CMS Cameron McKenna Nabarro Olswang has released a selection of financial highlights for the year following its three-way merger but disappointingly kept some key metrics under wrap.
The firm revealed today (14 June) that the 25 offices in its UK LLP turned over £518m in the year to April 2018, £29m up on the consolidated results of the three legacy firms Cameron McKenna, Nabarro and Olswang, which merged in May last year.
It said like-for-like profitability was up 19%, but did not disclose profit or profit per equity partner (PEP). Like-for-like comparisons are difficult, however, because Nabarro and Olswang did not release their financials in the year before the merger.

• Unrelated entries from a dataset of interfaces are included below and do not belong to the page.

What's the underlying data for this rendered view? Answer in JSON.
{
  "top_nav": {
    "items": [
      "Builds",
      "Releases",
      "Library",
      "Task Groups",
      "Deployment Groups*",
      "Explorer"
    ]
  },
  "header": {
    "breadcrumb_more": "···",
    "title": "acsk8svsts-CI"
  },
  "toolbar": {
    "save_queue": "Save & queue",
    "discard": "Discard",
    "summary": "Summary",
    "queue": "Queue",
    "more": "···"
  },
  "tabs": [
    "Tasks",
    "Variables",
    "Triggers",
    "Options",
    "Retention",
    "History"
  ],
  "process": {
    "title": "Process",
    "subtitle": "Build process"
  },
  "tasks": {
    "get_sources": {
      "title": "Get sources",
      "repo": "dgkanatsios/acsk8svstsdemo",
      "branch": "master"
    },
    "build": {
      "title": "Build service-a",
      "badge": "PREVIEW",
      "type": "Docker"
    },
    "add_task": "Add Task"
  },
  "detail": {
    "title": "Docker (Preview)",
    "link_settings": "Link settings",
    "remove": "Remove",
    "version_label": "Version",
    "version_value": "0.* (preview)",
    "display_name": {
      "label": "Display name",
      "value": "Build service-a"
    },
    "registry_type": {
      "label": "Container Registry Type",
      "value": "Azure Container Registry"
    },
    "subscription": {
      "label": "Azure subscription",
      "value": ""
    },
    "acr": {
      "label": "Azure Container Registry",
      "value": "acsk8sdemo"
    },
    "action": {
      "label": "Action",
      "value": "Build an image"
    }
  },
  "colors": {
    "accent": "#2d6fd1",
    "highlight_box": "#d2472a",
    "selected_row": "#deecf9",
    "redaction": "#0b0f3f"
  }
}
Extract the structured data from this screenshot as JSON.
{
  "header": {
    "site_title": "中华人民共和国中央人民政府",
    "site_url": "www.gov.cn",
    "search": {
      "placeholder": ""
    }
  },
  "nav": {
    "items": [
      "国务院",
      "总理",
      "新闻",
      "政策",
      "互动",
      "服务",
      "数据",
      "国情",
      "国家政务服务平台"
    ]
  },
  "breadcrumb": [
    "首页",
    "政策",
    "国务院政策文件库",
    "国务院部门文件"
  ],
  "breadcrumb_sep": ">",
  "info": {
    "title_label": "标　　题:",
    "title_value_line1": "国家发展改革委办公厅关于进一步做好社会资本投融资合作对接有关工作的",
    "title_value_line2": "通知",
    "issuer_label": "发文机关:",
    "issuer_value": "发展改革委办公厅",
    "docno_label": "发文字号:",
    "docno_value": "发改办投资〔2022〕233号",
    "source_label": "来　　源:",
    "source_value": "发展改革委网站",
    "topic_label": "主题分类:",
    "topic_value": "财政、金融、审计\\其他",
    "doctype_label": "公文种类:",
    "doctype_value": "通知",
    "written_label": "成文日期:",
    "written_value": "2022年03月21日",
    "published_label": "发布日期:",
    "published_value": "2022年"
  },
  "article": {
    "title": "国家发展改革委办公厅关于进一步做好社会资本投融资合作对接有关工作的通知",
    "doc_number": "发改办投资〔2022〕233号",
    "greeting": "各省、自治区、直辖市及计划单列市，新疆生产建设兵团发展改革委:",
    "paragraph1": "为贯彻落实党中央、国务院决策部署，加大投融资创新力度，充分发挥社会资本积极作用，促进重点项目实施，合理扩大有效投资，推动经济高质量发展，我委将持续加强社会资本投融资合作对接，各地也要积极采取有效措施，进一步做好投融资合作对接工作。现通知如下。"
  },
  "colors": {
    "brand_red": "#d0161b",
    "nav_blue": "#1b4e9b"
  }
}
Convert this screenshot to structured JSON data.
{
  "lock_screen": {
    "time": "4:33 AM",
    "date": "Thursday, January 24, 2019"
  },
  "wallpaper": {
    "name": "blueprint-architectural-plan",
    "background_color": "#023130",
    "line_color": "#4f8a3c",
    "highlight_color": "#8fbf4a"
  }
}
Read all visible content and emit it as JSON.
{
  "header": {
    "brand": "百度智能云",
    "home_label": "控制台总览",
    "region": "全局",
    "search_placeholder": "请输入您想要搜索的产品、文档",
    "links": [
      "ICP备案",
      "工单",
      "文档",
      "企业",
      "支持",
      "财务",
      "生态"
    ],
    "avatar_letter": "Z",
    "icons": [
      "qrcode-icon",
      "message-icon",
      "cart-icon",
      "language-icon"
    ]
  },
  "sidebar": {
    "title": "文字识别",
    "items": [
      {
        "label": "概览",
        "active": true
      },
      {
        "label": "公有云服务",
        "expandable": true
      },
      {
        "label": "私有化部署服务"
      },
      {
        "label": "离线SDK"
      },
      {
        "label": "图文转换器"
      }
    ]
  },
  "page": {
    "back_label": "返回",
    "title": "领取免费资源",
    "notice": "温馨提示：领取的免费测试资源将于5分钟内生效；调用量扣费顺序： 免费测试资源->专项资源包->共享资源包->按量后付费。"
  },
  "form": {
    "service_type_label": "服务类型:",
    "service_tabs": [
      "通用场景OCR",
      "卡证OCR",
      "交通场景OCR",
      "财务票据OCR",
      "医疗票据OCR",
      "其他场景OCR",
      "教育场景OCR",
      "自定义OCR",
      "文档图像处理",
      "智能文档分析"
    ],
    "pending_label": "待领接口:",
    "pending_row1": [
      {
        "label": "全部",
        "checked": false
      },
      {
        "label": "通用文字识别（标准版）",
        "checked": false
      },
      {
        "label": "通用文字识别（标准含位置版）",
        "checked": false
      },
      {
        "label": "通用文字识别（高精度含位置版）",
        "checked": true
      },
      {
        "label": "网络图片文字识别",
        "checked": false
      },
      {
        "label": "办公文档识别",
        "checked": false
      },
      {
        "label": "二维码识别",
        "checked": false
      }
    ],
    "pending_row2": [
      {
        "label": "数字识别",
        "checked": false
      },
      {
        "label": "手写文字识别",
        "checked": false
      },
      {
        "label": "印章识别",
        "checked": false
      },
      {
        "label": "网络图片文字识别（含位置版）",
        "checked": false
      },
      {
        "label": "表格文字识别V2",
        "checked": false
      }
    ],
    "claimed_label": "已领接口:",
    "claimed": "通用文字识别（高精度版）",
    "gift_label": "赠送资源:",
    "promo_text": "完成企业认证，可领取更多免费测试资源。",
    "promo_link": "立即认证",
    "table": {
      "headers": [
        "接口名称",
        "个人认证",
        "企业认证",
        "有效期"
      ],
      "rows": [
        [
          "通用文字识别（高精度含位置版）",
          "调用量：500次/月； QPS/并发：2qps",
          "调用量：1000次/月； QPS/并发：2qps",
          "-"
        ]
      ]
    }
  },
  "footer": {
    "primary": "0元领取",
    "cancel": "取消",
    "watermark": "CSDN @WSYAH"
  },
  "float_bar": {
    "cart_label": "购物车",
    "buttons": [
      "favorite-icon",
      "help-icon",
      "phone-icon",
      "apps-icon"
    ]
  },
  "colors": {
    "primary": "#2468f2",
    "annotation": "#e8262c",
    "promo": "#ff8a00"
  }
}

‘Collectively we have achieved a tremendous result in our first year together as a combined firm,’ UK senior partner Penelope Warne said. ‘It has been a transformational year for our people, filled with new opportunities and challenges and I’m very proud of what we’ve achieved together.’
LLP books published in January provide some light. They revealed revenue at Olswang plummeted 14% to £99.96m in 2016/17, were marginally up 1% at Nabarro to £131.14m and up 4% to £273.2m at CMS Cameron McKenna. This year’s combined turnover is therefore up about 3% from last year’s £504m.
The LLP accounts also showed operating profits fell at all three legacy firms in the pre-merger year. They were down an eye-catching 76% to £8.36m at Olswang, while Nabarro saw a more modest decrease from £47.9m to £42.6m and Cameron McKenna fell from £74.1m to £71.5m. The combined operating profits were therefore about £122m in 2016/17.
This year’s highlights include advising HP on its $1.05bn acquisition of Samsung’s printer division and LandSec on the £1.28bn disposal of its joint venture interest holding in 20 Fenchurch Street to LKK Health Products Group. The firm also picked up a sole legal provider mandate for the Crown Estate’s £2.5bn regional retail portfolio.
The firm also released today global revenue for the broader CMS international group, which hit €1.3bn in the 2017 calendar year, up 31% from last year’s €999m. It means the alliance, which includes 74 offices in 42 countries combined together under a European Economic Interest Grouping, returned to growth after a flat 2016.